“If you want to know why you drink and use, quit drinking and using.”
Source: Addicted to Doom | The Fix
Like most alcoholics, I wake up every morning, open my eyes and think, “I’m fucked.”
I was born this way. When I was a six years old, I would make my mom promise no less than 45 times before I left in the morning that she would be waiting for me when I got off the bus, because I was petrified I’d be kidnapped. I was the last stop on the route. My driver would ask me when I would suck my thumb, “Which flavor is it, chocolate or vanilla?” He was probably making harmless conversation with a six-year-old, but in my mind, he was planning on taking me to the bus yard to murder me. No exaggeration, this is where my brain went, when I was six.
When I was 8 years old, we had a school assignment to write and illustrate a book. Most kids wrote fun-loving stories of unicorns and pirate adventures. I wrote a heartbreaking tale about a bird dying called “The Cycle of Life” that made my teacher cry.
At 10 years old, I was wandering through the Connecticut woods—half talking to the gnomes I was 100 percent sure existed and half worried about being molested by a drifter—when I came upon a man’s gravestone from early colonial America. Barely visible from decades of erosion, I could just make out, “Beloved son, father, husband.” I sat there trying to imagine his entire life, what it must have been like, what it was like back then…and as I imagined this world, I realized everything I was imagining took place in the tiny dash between those two dates. His whole life reduced to a couple of inches. At that moment I realized I was in my dash, and had an existential crisis that shook me to my newly developing core. I was inconsolable. “We’re in the dash, we’re in the dash,” I cried. My parents shook their heads and told me to try not to “be so deep,” but I’ve never looked at life quite the same way ever since.

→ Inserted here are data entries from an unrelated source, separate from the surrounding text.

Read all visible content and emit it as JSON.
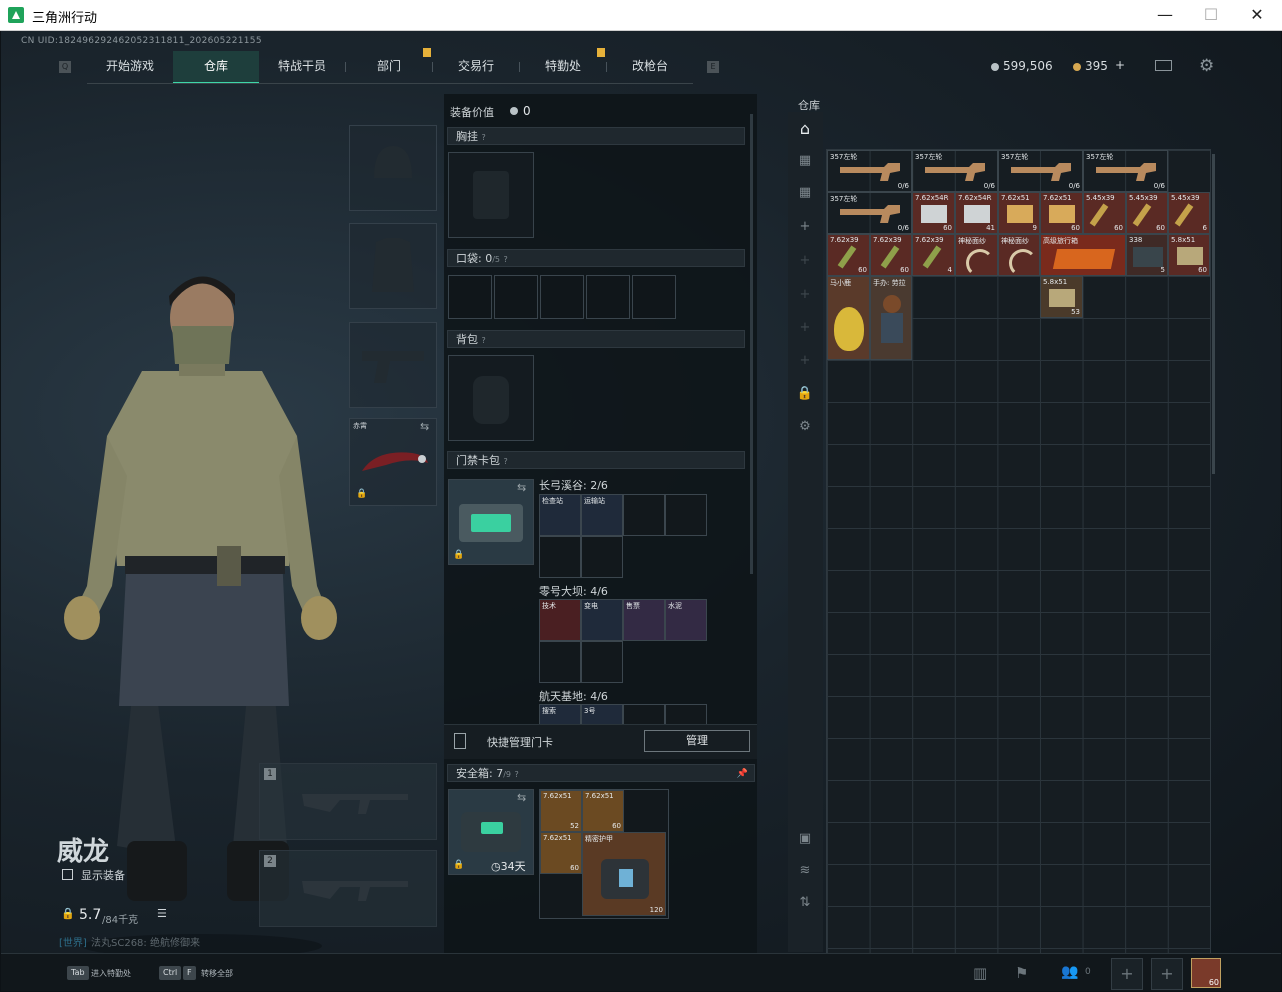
{
  "window": {
    "title": "三角洲行动",
    "minimize": "—",
    "maximize": "☐",
    "close": "✕"
  },
  "uid": "CN UID:182496292462052311811_202605221155",
  "nav": {
    "tabs": [
      "开始游戏",
      "仓库",
      "特战干员",
      "部门",
      "交易行",
      "特勤处",
      "改枪台"
    ],
    "active": "仓库",
    "left_key": "Q",
    "right_key": "E"
  },
  "currency": {
    "silver": "599,506",
    "gold": "395",
    "gold_plus": "+"
  },
  "character": {
    "name": "威龙",
    "show_equipment": "显示装备",
    "weight": "5.7",
    "weight_max": "/84千克",
    "chat_channel": "[世界]",
    "chat_text": "法丸SC268: 绝航修御来"
  },
  "equip_slots": {
    "knife_label": "赤霄"
  },
  "weapons": [
    {
      "num": "1"
    },
    {
      "num": "2"
    }
  ],
  "middle": {
    "gear_value_label": "装备价值",
    "gear_value": "0",
    "chest_label": "胸挂",
    "pocket_label": "口袋:",
    "pocket_count": "0",
    "pocket_max": "/5",
    "backpack_label": "背包",
    "keycard_label": "门禁卡包",
    "key_groups": [
      {
        "name": "长弓溪谷: 2/6",
        "cards": [
          "检查站",
          "运输站"
        ]
      },
      {
        "name": "零号大坝: 4/6",
        "cards": [
          "技术",
          "变电",
          "售票",
          "水泥"
        ]
      },
      {
        "name": "航天基地: 4/6",
        "cards": [
          "搜索",
          "3号"
        ]
      }
    ],
    "quick_manage": "快捷管理门卡",
    "manage_btn": "管理",
    "safe_label": "安全箱:",
    "safe_count": "7",
    "safe_max": "/9",
    "safe_days": "34天",
    "safe_items": [
      {
        "label": "7.62x51",
        "count": "52"
      },
      {
        "label": "7.62x51",
        "count": "60"
      },
      {
        "label": "7.62x51",
        "count": "60"
      },
      {
        "label": "精密护甲",
        "count": "120"
      }
    ]
  },
  "warehouse": {
    "title": "仓库",
    "items": [
      {
        "label": "357左轮",
        "count": "0/6"
      },
      {
        "label": "357左轮",
        "count": "0/6"
      },
      {
        "label": "357左轮",
        "count": "0/6"
      },
      {
        "label": "357左轮",
        "count": "0/6"
      },
      {
        "label": "357左轮",
        "count": "0/6"
      },
      {
        "label": "7.62x54R",
        "count": "60"
      },
      {
        "label": "7.62x54R",
        "count": "41"
      },
      {
        "label": "7.62x51",
        "count": "9"
      },
      {
        "label": "7.62x51",
        "count": "60"
      },
      {
        "label": "5.45x39",
        "count": "60"
      },
      {
        "label": "5.45x39",
        "count": "60"
      },
      {
        "label": "5.45x39",
        "count": "6"
      },
      {
        "label": "7.62x39",
        "count": "60"
      },
      {
        "label": "7.62x39",
        "count": "60"
      },
      {
        "label": "7.62x39",
        "count": "4"
      },
      {
        "label": "神秘面纱",
        "count": ""
      },
      {
        "label": "神秘面纱",
        "count": ""
      },
      {
        "label": "高级旅行箱",
        "count": ""
      },
      {
        "label": "338",
        "count": "5"
      },
      {
        "label": "5.8x51",
        "count": "60"
      },
      {
        "label": "马小鹿",
        "count": ""
      },
      {
        "label": "手办: 劳拉",
        "count": ""
      },
      {
        "label": "5.8x51",
        "count": "53"
      }
    ]
  },
  "bottom": {
    "tab_key": "Tab",
    "tab_label": "进入特勤处",
    "ctrl_key": "Ctrl",
    "f_key": "F",
    "ctrl_label": "转移全部",
    "friends": "0",
    "level": "60"
  },
  "colors": {
    "accent": "#3ed6a8",
    "gold": "#d7a851",
    "red_item": "#5a2a24",
    "gold_item": "#6b4a22"
  }
}
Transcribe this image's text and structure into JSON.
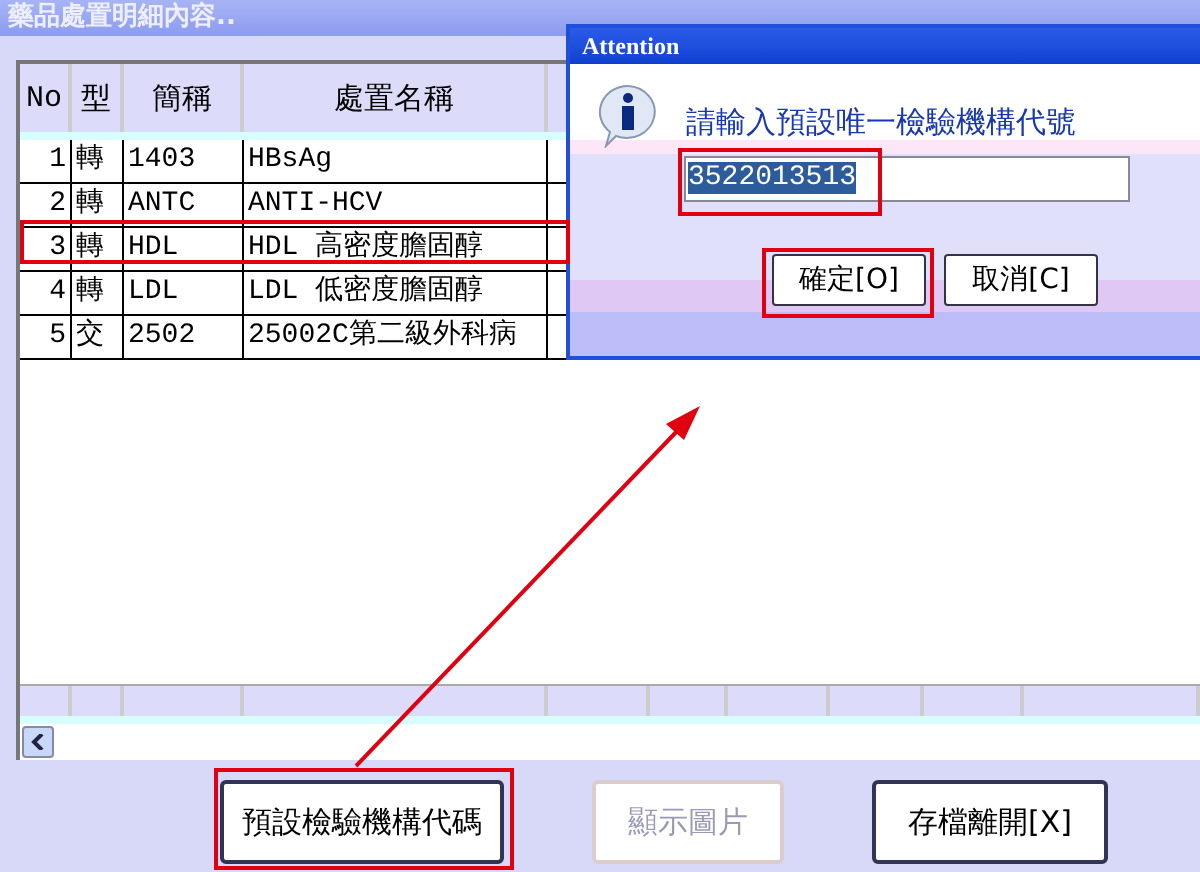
{
  "window": {
    "title": "藥品處置明細內容.."
  },
  "table": {
    "columns": [
      "No",
      "型",
      "簡稱",
      "處置名稱"
    ],
    "rows": [
      {
        "no": "1",
        "type": "轉",
        "code": "1403",
        "name": "HBsAg"
      },
      {
        "no": "2",
        "type": "轉",
        "code": "ANTC",
        "name": "ANTI-HCV"
      },
      {
        "no": "3",
        "type": "轉",
        "code": "HDL",
        "name": "HDL  高密度膽固醇"
      },
      {
        "no": "4",
        "type": "轉",
        "code": "LDL",
        "name": "LDL  低密度膽固醇"
      },
      {
        "no": "5",
        "type": "交",
        "code": "2502",
        "name": "25002C第二級外科病"
      }
    ]
  },
  "buttons": [
    {
      "label": "預設檢驗機構代碼",
      "disabled": false
    },
    {
      "label": "顯示圖片",
      "disabled": true
    },
    {
      "label": "存檔離開[X]",
      "disabled": false
    }
  ],
  "dialog": {
    "title": "Attention",
    "message": "請輸入預設唯一檢驗機構代號",
    "value": "3522013513",
    "buttons": [
      "確定[O]",
      "取消[C]"
    ]
  }
}
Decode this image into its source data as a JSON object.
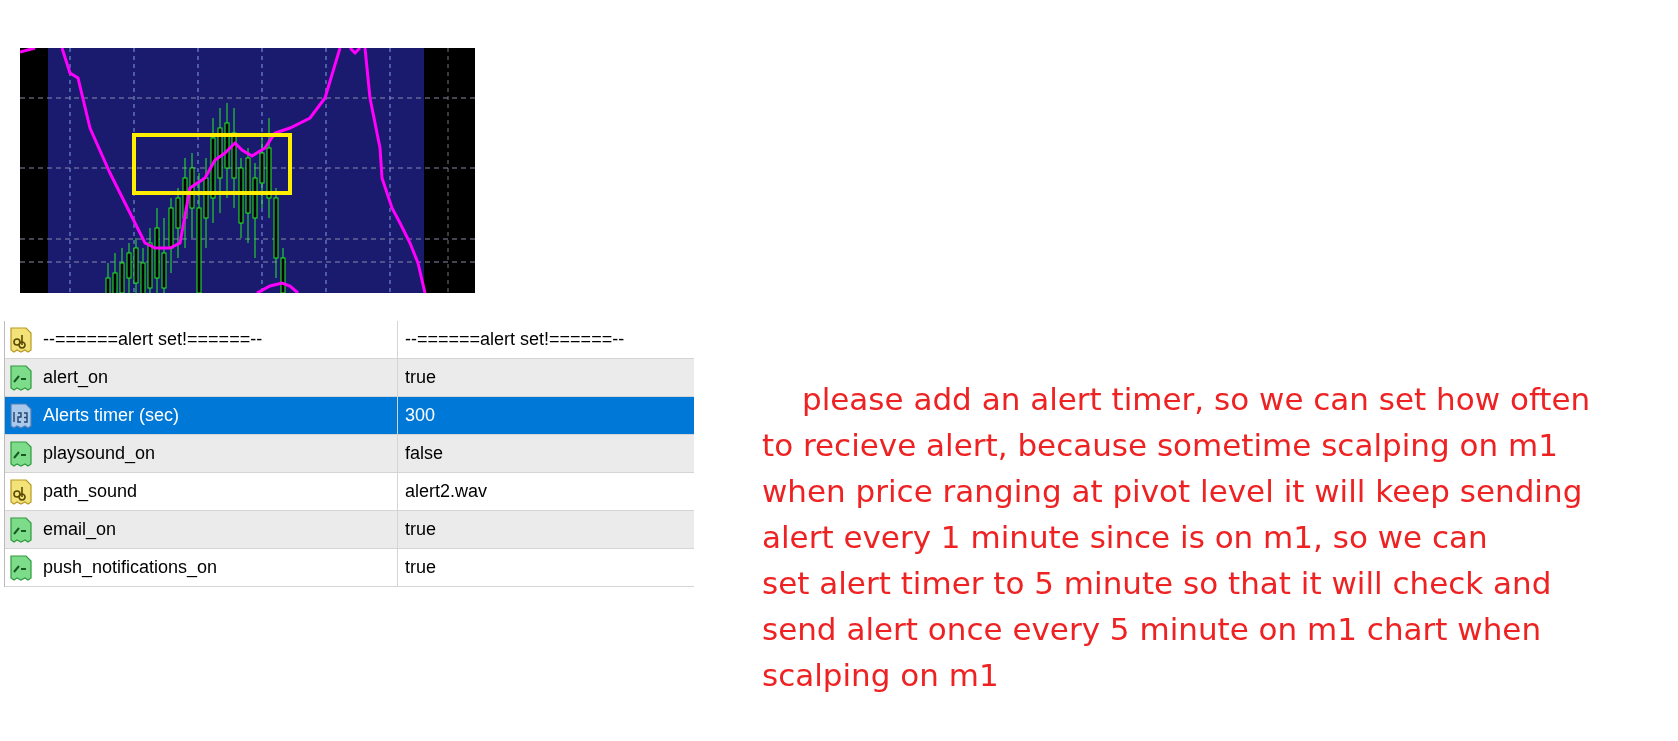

From a very young age I’ve had to fight the fatalistic thought that none of this matters, so it wasn’t a huge surprise that I took to alcohol and drugs like a duck to water. I blacked out the first time I drank and it was glorious. Five minutes after smoking my first joint, I was buying a pipe. Marijuana gave me reprieve from the algorithm of doom that constantly unfolds in my mind; sure, I became a delusional conspiracy theorist, but at least I was CHILL AF about it all, man. The relief I got from my brain the first time I ever did heroin, just the blissful SILENCE, is a feeling that will haunt me for the rest of my life.